That was my dad. When he liked something, especially a movie or new filmmaker, nothing brought him quite as much joy as spreading the good word about it. He did the same thing when Karthik Subbaraj debuted with the clever “Pizza” or when Balaji Tharaneetharan blew us all away with the quirky “Naduvala Konjam Pakkatha Kaanom” (“A Few Pages Missing in the Middle”).
My Appa adored discovering new voices in cinema. He loved analyzing how fresh storytellers brought unique styles and perspectives to an industry he had been following all his life, and mine. He could discuss cinema from dusk til dawn without tiring, recalling even the smallest details of films he’d seen years ago.
We would debate about our favourites, spend hours on YouTube watching reviews and new shorts, find parallels between generations of actors and music directors, and pull apart dialogues to find the hidden meanings within – even if the original writers never intended for there to be one.
I inherited my ability to analyze films from my father and learned the joy of appreciating the ones I love from him. I am inspired every day to seek out the kind of storytellers he derived so much happiness from celebrating, through VFC’s work.
And that is why I decided to launch the Iyackuddy Rabindran Short Film Fund (IRSFF). This initiative is aimed at encouraging and supporting promising new talent in the global Tamil film industry.
Through VFC’s ongoing script competition for Tamil short films, we hope to find new writers and directors who are creating the kind of quality content that my father was enamoured with through his lifetime.
For its first edition the IRSFF will provide the chosen recipient of the competition with $1000 CAD towards the production of their film, and free VFC consulting services for a 1-year term. The fund will grow annually with the help of corporate investors, and be awarded to new filmmakers, creating content in various South Asian languages, chosen via competition(s) each year.

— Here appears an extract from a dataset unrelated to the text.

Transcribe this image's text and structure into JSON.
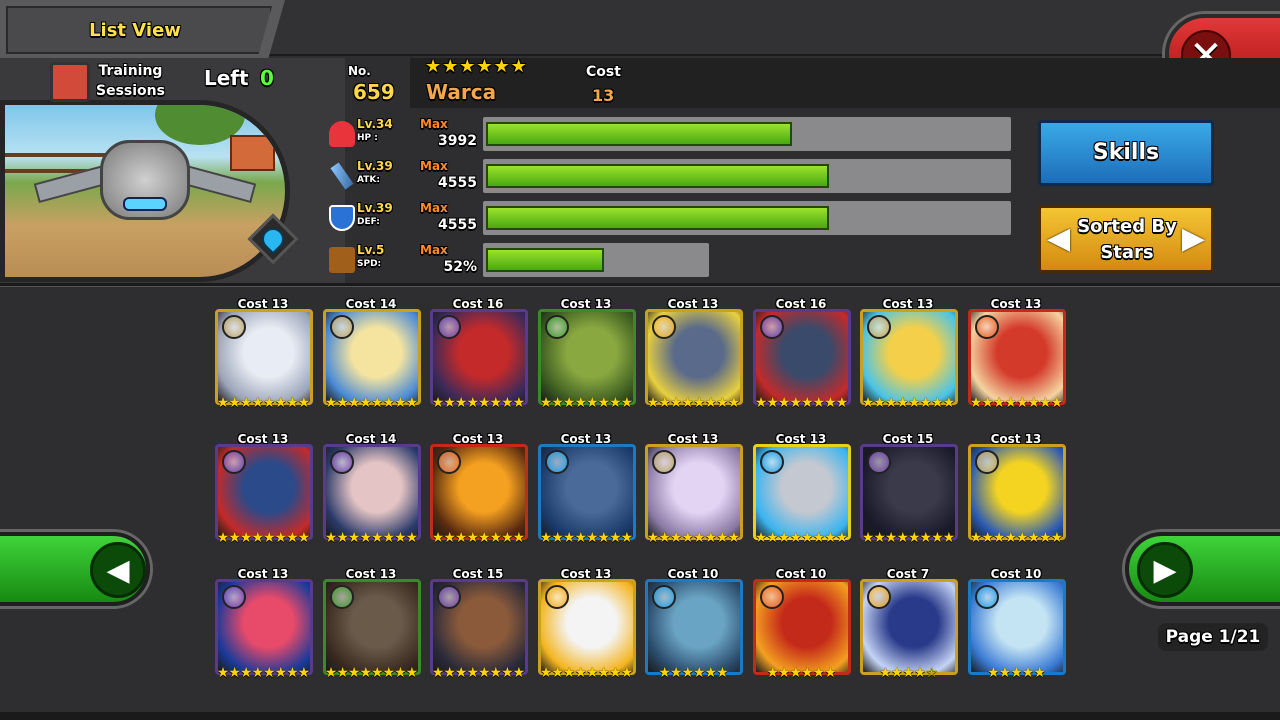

As VFC approached its second anniversary of operations on December 1, and my family approached the first anniversary of my father’s passing, launching IRSFF in his memory felt like the most appropriate way to honour him. He is the person who inspired my love of South Asian cinema and inadvertently taught me how to spot new filmmaking talent. Throughout all this, he also constantly supported my desire to work in this male-dominated industry.
When I first broached the topic of moving to India alone for some time to work in production my father simply smiled and said “Yeah, you go!…Maybe I’ll come too!” This was while all others in my family expressed their concern and doubts.
Contrary to popular belief my strict father was always the most encouraging person of my ‘unconventional’ career choices. Though he hardly ever praised or appreciated my work, in my presence, I soon learnt that he was steadily responsible for at least 10% of all the site traffic to every one of my columns and podcasts. He also spammed many a relative’s inbox with links to anything carrying my name. This is why another intention of the IRSFF is to encourage women working in South Asian film production, like myself.
The IRSFF recipient must employ at least 25% female cast/crew as part of their project’s production, in order for the fund to be released at each instalment. Through this requirement VFC hopes to increasingly advocate for women in the field of South Asian entertainment and media, and provide more opportunities for them in any and every production role.
The deadline for submissions for the IRSFF Competition is December 31, 2018. Applicants can be from anywhere in the world and all details regarding submission requirements, and the terms of the fund, can be found here. If you have a script you’re looking for help making, submit it today or reach out to us at Viewfinder Film Consulting to see how we can help your film find its focus and audience. You may be exactly the type of fresh filmmaker that my father loved to sing the praises of – in which case, VFC will want to too.